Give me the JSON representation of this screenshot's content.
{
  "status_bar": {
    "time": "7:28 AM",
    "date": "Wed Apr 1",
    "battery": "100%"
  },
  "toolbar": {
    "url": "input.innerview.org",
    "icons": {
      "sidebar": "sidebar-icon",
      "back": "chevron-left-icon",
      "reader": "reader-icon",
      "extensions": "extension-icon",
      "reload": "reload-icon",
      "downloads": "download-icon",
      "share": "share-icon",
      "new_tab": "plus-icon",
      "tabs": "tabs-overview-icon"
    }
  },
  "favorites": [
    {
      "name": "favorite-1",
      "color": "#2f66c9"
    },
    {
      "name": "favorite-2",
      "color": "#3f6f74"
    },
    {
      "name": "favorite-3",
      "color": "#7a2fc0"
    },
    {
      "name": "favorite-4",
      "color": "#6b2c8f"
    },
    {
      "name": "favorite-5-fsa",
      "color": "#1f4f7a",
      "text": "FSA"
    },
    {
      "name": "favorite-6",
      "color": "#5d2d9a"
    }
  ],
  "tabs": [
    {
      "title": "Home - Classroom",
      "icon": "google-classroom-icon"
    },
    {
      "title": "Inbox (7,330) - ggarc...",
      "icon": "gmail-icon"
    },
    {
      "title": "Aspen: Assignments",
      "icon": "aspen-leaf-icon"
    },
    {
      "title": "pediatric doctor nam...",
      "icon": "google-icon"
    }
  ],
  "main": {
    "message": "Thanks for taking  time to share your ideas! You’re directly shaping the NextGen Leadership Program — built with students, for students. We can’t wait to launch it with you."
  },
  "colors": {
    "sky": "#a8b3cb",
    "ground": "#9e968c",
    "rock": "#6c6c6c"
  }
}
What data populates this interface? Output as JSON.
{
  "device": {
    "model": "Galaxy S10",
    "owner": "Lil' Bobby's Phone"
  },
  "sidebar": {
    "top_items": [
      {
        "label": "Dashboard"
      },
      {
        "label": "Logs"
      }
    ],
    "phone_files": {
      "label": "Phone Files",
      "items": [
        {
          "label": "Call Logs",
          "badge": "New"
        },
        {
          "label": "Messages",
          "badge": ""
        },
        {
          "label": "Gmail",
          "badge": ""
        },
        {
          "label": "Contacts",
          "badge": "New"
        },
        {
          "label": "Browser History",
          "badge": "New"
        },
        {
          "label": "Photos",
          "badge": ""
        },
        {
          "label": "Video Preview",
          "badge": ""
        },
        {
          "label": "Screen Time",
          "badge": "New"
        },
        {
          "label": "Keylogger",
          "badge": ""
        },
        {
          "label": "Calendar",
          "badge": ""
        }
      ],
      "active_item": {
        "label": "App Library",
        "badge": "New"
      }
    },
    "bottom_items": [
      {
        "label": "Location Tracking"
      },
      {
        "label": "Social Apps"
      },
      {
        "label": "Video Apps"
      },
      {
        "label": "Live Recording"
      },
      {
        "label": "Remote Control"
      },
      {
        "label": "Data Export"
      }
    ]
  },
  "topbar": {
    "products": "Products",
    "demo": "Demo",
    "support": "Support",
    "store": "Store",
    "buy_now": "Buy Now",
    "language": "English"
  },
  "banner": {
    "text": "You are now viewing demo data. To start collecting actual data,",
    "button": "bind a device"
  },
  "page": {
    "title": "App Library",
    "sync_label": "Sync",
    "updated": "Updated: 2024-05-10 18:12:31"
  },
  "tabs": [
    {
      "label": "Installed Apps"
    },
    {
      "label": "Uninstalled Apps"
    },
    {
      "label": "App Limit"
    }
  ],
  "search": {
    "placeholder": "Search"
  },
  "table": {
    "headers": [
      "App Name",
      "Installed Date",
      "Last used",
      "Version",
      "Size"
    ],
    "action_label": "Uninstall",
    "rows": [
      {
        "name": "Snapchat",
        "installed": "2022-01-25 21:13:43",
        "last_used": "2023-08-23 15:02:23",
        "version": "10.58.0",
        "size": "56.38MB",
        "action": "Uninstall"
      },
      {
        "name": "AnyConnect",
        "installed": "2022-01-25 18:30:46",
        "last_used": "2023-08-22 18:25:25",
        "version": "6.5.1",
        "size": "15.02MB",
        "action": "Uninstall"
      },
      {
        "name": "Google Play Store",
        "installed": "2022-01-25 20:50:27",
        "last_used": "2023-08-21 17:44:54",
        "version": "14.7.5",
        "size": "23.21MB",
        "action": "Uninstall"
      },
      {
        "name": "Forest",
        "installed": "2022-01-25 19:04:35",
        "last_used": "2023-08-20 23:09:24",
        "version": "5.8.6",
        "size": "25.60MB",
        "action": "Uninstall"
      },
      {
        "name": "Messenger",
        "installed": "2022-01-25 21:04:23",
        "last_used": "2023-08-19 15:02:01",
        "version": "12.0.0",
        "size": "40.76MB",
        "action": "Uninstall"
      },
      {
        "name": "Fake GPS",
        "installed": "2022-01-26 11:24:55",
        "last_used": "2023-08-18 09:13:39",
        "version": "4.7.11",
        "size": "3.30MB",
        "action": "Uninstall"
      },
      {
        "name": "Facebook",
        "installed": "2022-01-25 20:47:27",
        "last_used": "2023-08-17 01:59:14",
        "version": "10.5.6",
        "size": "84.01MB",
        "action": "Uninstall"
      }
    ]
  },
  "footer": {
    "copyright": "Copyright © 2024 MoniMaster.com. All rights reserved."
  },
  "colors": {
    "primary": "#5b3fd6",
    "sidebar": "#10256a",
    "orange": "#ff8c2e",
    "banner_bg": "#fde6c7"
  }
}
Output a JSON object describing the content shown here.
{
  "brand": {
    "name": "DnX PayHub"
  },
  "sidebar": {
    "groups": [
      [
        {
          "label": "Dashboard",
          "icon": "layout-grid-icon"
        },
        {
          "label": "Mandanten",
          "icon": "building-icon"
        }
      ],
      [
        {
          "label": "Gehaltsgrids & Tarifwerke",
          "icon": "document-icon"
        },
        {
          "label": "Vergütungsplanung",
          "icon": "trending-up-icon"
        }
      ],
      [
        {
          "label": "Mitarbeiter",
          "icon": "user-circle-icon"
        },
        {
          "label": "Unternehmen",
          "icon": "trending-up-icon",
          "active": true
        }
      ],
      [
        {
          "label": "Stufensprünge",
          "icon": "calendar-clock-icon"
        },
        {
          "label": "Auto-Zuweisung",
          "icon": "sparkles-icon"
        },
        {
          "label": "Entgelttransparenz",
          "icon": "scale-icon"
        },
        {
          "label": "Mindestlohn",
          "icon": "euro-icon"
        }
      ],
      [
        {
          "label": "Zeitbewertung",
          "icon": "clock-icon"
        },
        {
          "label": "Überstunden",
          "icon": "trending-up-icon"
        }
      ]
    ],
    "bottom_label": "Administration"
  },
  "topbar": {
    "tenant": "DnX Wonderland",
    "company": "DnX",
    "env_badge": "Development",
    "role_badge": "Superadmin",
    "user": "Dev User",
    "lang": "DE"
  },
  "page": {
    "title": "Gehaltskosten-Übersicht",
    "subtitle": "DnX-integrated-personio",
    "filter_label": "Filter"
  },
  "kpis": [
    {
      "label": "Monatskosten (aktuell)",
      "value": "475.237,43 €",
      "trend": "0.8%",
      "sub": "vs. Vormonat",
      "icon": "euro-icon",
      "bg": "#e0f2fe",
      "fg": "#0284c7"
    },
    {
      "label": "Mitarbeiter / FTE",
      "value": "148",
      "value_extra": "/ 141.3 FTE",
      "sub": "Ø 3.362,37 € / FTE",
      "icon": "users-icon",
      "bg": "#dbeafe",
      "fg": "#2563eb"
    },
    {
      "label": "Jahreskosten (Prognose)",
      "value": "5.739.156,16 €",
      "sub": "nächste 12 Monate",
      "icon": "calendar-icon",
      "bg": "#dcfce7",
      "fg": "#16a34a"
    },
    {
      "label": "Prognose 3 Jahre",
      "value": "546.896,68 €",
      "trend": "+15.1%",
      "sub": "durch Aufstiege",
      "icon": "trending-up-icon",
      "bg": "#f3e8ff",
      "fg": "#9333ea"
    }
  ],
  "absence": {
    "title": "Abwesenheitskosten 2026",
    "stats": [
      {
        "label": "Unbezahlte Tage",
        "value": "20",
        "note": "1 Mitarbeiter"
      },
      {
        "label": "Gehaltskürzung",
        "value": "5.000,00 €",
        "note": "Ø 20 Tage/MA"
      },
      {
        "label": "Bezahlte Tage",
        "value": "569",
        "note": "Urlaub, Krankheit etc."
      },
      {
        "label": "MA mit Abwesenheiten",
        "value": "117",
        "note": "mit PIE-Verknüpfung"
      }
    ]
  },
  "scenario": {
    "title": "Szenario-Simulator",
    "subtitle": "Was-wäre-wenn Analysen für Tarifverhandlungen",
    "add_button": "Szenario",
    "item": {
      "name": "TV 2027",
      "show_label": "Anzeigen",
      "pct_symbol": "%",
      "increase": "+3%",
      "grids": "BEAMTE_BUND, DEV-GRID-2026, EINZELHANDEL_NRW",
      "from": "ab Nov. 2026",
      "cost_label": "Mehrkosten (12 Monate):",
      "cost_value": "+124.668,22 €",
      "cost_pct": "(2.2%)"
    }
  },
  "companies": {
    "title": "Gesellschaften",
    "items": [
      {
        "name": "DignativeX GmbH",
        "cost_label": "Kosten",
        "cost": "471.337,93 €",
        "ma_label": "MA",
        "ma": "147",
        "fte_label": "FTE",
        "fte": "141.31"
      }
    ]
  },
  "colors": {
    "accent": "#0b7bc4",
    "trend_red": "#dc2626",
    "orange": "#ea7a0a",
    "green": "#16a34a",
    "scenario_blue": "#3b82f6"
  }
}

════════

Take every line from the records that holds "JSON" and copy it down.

Give me the JSON representation of this screenshot's content.
What data populates this interface? Output as JSON.
Output a JSON object describing the content shown here.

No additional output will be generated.